- From January 1, 2011, to December 31, 2015, total appeals court filings decreased nearly 5 percent, declining in every year since 2012. Reductions occurred in each category except bankruptcy appeals (which rose 22 percent) and original proceedings (which rose 12 percent) (See Table 1).
- In 2015, 76 percent of appeals court filings were appeals of decisions by the district courts, and 13 percent were appeals of decisions by administrative agencies.
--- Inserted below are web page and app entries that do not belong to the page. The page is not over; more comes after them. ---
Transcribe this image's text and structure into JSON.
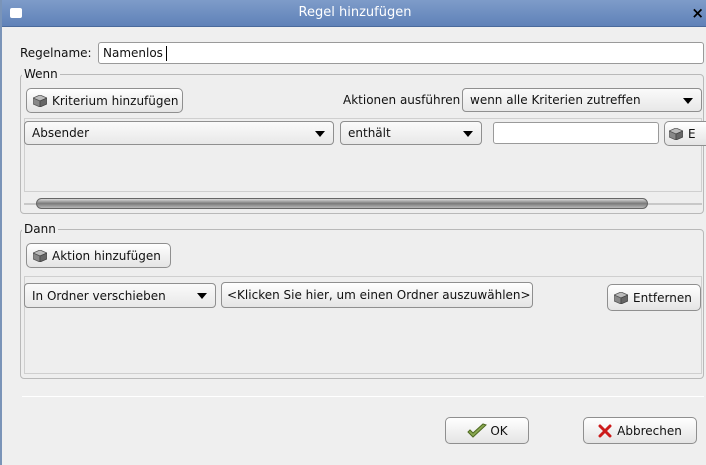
{
  "window": {
    "title": "Regel hinzufügen",
    "close_glyph": "×"
  },
  "rule_name": {
    "label": "Regelname:",
    "value": "Namenlos"
  },
  "when_section": {
    "legend": "Wenn",
    "add_criterion_label": "Kriterium hinzufügen",
    "execute_actions_label": "Aktionen ausführen",
    "match_mode": "wenn alle Kriterien zutreffen",
    "criterion": {
      "field": "Absender",
      "operator": "enthält",
      "value": "",
      "remove_label_partial": "E"
    }
  },
  "then_section": {
    "legend": "Dann",
    "add_action_label": "Aktion hinzufügen",
    "action": {
      "type": "In Ordner verschieben",
      "folder_button": "<Klicken Sie hier, um einen Ordner auszuwählen>",
      "remove_label": "Entfernen"
    }
  },
  "footer": {
    "ok_label": "OK",
    "cancel_label": "Abbrechen"
  },
  "icons": {
    "add": "package-icon",
    "ok": "checkmark-icon",
    "cancel": "red-x-icon"
  },
  "colors": {
    "title_bar": "#6f8fc2",
    "cancel_icon": "#cc1a1a",
    "ok_icon": "#6a8a3a"
  }
}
Eight percent of filings were original proceedings, and 2 percent were appeals of bankruptcy case decisions (See Table 1 and Chart 2).
- Fewer than 9 percent of total appeals resulted in reversals of lower court decisions in 2015. Appeals of decisions in U.S. civil cases and prisoner petition appeals had the lowest rates of reversals (See Table 2 and Chart 3).
- In 2015, case terminations by the appeals courts decreased 3 percent (down 1,571 cases) to 52,881 (See Table 3).
- During the five-year period from 2011 through 2015, case terminations fell almost 8 percent, with increases occurring only in terminations of bankruptcy appeals (up 18 percent) and original proceedings (up 4 percent) (See Table 3).
- Median disposition times fell 20 percent, from 10.8 months in 2011 to 8.6 months in 2015 (See Table 3).
- A total of 41,618 appeals court cases remained pending on December 31, 2015, close to the same total as one year earlier and 6 percent below the total five years earlier (See Chart 4).
Definitions: An appeal is a case seeking to have a higher court review and change a decision of a lower court or administrative agency. In the federal judiciary, most appeals are received by the 12 regional courts of appeals and decided by three-judge panels. These appeals courts also handle some original proceedings, which are cases not considered previously in lower courts.
Case termination refers to cases that were dismissed, settled or closed as a result of a final judgment by a court.
The charts include data from the 12 regional courts of appeals but not from the Federal Circuit, which maintains its own data.
|U.S. District Courts|
|Civil — Prisoner Petitions||15,605||15,111||14,958||14,788||13,723|
|Civil — U.S.||2,757||2,665||2,622||2,694||2,678|
|Civil — Private||12,537||12,598||12,498||12,671||11,851|
NOTE: This tables excludes data for the U.S. Court of Appeals for the Federal Circuit.
SOURCE: Table B-1, Statistical Tables for the Federal Judiciary: Dec. 31, 2011-2015
1 Miscellaneous applications were not collected until 2012